## Brief
The data should be restated word for word, in full.

[Entries from a dataset of interfaces]

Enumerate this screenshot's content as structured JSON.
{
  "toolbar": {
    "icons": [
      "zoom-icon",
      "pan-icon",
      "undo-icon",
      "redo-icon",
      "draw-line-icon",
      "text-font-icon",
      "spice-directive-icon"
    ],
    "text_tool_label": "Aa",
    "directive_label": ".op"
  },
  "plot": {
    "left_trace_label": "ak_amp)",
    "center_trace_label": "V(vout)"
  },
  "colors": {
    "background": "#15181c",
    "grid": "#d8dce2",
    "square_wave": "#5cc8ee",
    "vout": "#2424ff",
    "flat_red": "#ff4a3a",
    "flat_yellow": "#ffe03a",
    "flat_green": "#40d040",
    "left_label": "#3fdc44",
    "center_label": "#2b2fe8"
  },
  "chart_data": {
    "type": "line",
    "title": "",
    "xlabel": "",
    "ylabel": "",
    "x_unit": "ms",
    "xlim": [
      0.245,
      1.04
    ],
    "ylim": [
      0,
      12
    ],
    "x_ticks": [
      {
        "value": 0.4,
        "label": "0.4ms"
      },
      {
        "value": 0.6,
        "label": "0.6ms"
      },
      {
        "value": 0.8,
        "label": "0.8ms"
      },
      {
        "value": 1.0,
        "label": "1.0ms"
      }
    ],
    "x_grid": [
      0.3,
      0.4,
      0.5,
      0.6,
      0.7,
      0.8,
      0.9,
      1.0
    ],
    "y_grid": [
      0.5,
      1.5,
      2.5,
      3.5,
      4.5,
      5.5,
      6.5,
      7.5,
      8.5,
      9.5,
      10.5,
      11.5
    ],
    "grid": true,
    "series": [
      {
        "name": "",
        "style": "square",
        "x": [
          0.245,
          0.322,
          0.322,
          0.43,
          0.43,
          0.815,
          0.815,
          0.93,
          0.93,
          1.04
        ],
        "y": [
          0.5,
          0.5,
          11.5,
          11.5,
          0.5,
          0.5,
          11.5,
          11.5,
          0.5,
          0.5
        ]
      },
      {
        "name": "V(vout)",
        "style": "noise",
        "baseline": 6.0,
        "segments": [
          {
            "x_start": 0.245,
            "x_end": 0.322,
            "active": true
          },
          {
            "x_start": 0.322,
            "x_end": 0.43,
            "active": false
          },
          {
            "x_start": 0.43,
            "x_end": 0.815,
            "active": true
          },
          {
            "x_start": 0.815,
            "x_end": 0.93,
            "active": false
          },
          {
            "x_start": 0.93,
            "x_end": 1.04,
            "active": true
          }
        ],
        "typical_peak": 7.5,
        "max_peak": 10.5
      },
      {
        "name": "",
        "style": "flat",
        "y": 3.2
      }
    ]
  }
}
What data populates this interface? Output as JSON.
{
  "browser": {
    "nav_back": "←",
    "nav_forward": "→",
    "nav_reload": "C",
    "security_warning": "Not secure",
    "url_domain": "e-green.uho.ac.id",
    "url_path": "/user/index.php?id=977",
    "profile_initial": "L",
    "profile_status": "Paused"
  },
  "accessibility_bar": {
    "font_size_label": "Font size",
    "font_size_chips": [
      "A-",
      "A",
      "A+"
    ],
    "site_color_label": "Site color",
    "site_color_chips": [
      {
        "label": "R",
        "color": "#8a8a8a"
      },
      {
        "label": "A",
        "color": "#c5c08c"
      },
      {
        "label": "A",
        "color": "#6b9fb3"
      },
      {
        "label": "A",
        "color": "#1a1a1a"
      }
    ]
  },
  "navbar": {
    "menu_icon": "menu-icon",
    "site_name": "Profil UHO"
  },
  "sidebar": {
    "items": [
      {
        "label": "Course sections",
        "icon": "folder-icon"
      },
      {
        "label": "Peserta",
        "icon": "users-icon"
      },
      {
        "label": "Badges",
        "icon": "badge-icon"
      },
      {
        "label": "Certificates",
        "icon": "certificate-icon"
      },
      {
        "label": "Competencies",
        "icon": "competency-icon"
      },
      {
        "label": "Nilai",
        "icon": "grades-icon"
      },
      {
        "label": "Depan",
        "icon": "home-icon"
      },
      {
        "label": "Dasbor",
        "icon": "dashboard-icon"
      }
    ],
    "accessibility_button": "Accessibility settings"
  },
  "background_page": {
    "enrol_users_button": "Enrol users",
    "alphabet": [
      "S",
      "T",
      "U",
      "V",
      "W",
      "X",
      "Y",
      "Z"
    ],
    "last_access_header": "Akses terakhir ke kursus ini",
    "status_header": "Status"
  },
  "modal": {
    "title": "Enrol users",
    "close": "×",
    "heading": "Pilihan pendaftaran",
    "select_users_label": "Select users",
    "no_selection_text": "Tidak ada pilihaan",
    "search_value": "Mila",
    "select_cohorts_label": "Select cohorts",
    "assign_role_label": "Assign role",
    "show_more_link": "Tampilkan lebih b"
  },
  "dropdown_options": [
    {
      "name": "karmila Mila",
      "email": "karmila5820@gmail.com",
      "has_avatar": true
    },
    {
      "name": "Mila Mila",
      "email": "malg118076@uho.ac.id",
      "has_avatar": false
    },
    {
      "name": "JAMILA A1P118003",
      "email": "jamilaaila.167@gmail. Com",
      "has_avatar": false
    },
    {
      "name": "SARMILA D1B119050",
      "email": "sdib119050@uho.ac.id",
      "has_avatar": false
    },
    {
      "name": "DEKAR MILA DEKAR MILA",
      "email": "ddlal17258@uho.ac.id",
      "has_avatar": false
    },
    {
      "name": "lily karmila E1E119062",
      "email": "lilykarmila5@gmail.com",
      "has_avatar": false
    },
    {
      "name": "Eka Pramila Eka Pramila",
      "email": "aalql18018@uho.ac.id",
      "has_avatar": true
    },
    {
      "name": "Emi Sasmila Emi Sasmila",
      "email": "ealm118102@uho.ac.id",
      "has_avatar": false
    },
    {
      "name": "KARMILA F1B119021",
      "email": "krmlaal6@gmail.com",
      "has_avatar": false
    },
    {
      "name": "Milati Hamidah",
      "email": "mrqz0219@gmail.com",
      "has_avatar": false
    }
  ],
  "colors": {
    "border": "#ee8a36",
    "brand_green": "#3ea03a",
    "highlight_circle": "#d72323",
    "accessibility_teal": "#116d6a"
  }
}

## Response below
Enumerate this screenshot's content as structured JSON.
{
  "toolbar": {
    "icons": [
      "zoom-icon",
      "pan-icon",
      "undo-icon",
      "redo-icon",
      "draw-line-icon",
      "text-font-icon",
      "spice-directive-icon"
    ],
    "text_tool_label": "Aa",
    "directive_label": ".op"
  },
  "plot": {
    "left_trace_label": "ak_amp)",
    "center_trace_label": "V(vout)"
  },
  "colors": {
    "background": "#15181c",
    "grid": "#d8dce2",
    "square_wave": "#5cc8ee",
    "vout": "#2424ff",
    "flat_red": "#ff4a3a",
    "flat_yellow": "#ffe03a",
    "flat_green": "#40d040",
    "left_label": "#3fdc44",
    "center_label": "#2b2fe8"
  },
  "chart_data": {
    "type": "line",
    "title": "",
    "xlabel": "",
    "ylabel": "",
    "x_unit": "ms",
    "xlim": [
      0.245,
      1.04
    ],
    "ylim": [
      0,
      12
    ],
    "x_ticks": [
      {
        "value": 0.4,
        "label": "0.4ms"
      },
      {
        "value": 0.6,
        "label": "0.6ms"
      },
      {
        "value": 0.8,
        "label": "0.8ms"
      },
      {
        "value": 1.0,
        "label": "1.0ms"
      }
    ],
    "x_grid": [
      0.3,
      0.4,
      0.5,
      0.6,
      0.7,
      0.8,
      0.9,
      1.0
    ],
    "y_grid": [
      0.5,
      1.5,
      2.5,
      3.5,
      4.5,
      5.5,
      6.5,
      7.5,
      8.5,
      9.5,
      10.5,
      11.5
    ],
    "grid": true,
    "series": [
      {
        "name": "",
        "style": "square",
        "x": [
          0.245,
          0.322,
          0.322,
          0.43,
          0.43,
          0.815,
          0.815,
          0.93,
          0.93,
          1.04
        ],
        "y": [
          0.5,
          0.5,
          11.5,
          11.5,
          0.5,
          0.5,
          11.5,
          11.5,
          0.5,
          0.5
        ]
      },
      {
        "name": "V(vout)",
        "style": "noise",
        "baseline": 6.0,
        "segments": [
          {
            "x_start": 0.245,
            "x_end": 0.322,
            "active": true
          },
          {
            "x_start": 0.322,
            "x_end": 0.43,
            "active": false
          },
          {
            "x_start": 0.43,
            "x_end": 0.815,
            "active": true
          },
          {
            "x_start": 0.815,
            "x_end": 0.93,
            "active": false
          },
          {
            "x_start": 0.93,
            "x_end": 1.04,
            "active": true
          }
        ],
        "typical_peak": 7.5,
        "max_peak": 10.5
      },
      {
        "name": "",
        "style": "flat",
        "y": 3.2
      }
    ]
  }
}
What data populates this interface? Output as JSON.
{
  "browser": {
    "nav_back": "←",
    "nav_forward": "→",
    "nav_reload": "C",
    "security_warning": "Not secure",
    "url_domain": "e-green.uho.ac.id",
    "url_path": "/user/index.php?id=977",
    "profile_initial": "L",
    "profile_status": "Paused"
  },
  "accessibility_bar": {
    "font_size_label": "Font size",
    "font_size_chips": [
      "A-",
      "A",
      "A+"
    ],
    "site_color_label": "Site color",
    "site_color_chips": [
      {
        "label": "R",
        "color": "#8a8a8a"
      },
      {
        "label": "A",
        "color": "#c5c08c"
      },
      {
        "label": "A",
        "color": "#6b9fb3"
      },
      {
        "label": "A",
        "color": "#1a1a1a"
      }
    ]
  },
  "navbar": {
    "menu_icon": "menu-icon",
    "site_name": "Profil UHO"
  },
  "sidebar": {
    "items": [
      {
        "label": "Course sections",
        "icon": "folder-icon"
      },
      {
        "label": "Peserta",
        "icon": "users-icon"
      },
      {
        "label": "Badges",
        "icon": "badge-icon"
      },
      {
        "label": "Certificates",
        "icon": "certificate-icon"
      },
      {
        "label": "Competencies",
        "icon": "competency-icon"
      },
      {
        "label": "Nilai",
        "icon": "grades-icon"
      },
      {
        "label": "Depan",
        "icon": "home-icon"
      },
      {
        "label": "Dasbor",
        "icon": "dashboard-icon"
      }
    ],
    "accessibility_button": "Accessibility settings"
  },
  "background_page": {
    "enrol_users_button": "Enrol users",
    "alphabet": [
      "S",
      "T",
      "U",
      "V",
      "W",
      "X",
      "Y",
      "Z"
    ],
    "last_access_header": "Akses terakhir ke kursus ini",
    "status_header": "Status"
  },
  "modal": {
    "title": "Enrol users",
    "close": "×",
    "heading": "Pilihan pendaftaran",
    "select_users_label": "Select users",
    "no_selection_text": "Tidak ada pilihaan",
    "search_value": "Mila",
    "select_cohorts_label": "Select cohorts",
    "assign_role_label": "Assign role",
    "show_more_link": "Tampilkan lebih b"
  },
  "dropdown_options": [
    {
      "name": "karmila Mila",
      "email": "karmila5820@gmail.com",
      "has_avatar": true
    },
    {
      "name": "Mila Mila",
      "email": "malg118076@uho.ac.id",
      "has_avatar": false
    },
    {
      "name": "JAMILA A1P118003",
      "email": "jamilaaila.167@gmail. Com",
      "has_avatar": false
    },
    {
      "name": "SARMILA D1B119050",
      "email": "sdib119050@uho.ac.id",
      "has_avatar": false
    },
    {
      "name": "DEKAR MILA DEKAR MILA",
      "email": "ddlal17258@uho.ac.id",
      "has_avatar": false
    },
    {
      "name": "lily karmila E1E119062",
      "email": "lilykarmila5@gmail.com",
      "has_avatar": false
    },
    {
      "name": "Eka Pramila Eka Pramila",
      "email": "aalql18018@uho.ac.id",
      "has_avatar": true
    },
    {
      "name": "Emi Sasmila Emi Sasmila",
      "email": "ealm118102@uho.ac.id",
      "has_avatar": false
    },
    {
      "name": "KARMILA F1B119021",
      "email": "krmlaal6@gmail.com",
      "has_avatar": false
    },
    {
      "name": "Milati Hamidah",
      "email": "mrqz0219@gmail.com",
      "has_avatar": false
    }
  ],
  "colors": {
    "border": "#ee8a36",
    "brand_green": "#3ea03a",
    "highlight_circle": "#d72323",
    "accessibility_teal": "#116d6a"
  }
}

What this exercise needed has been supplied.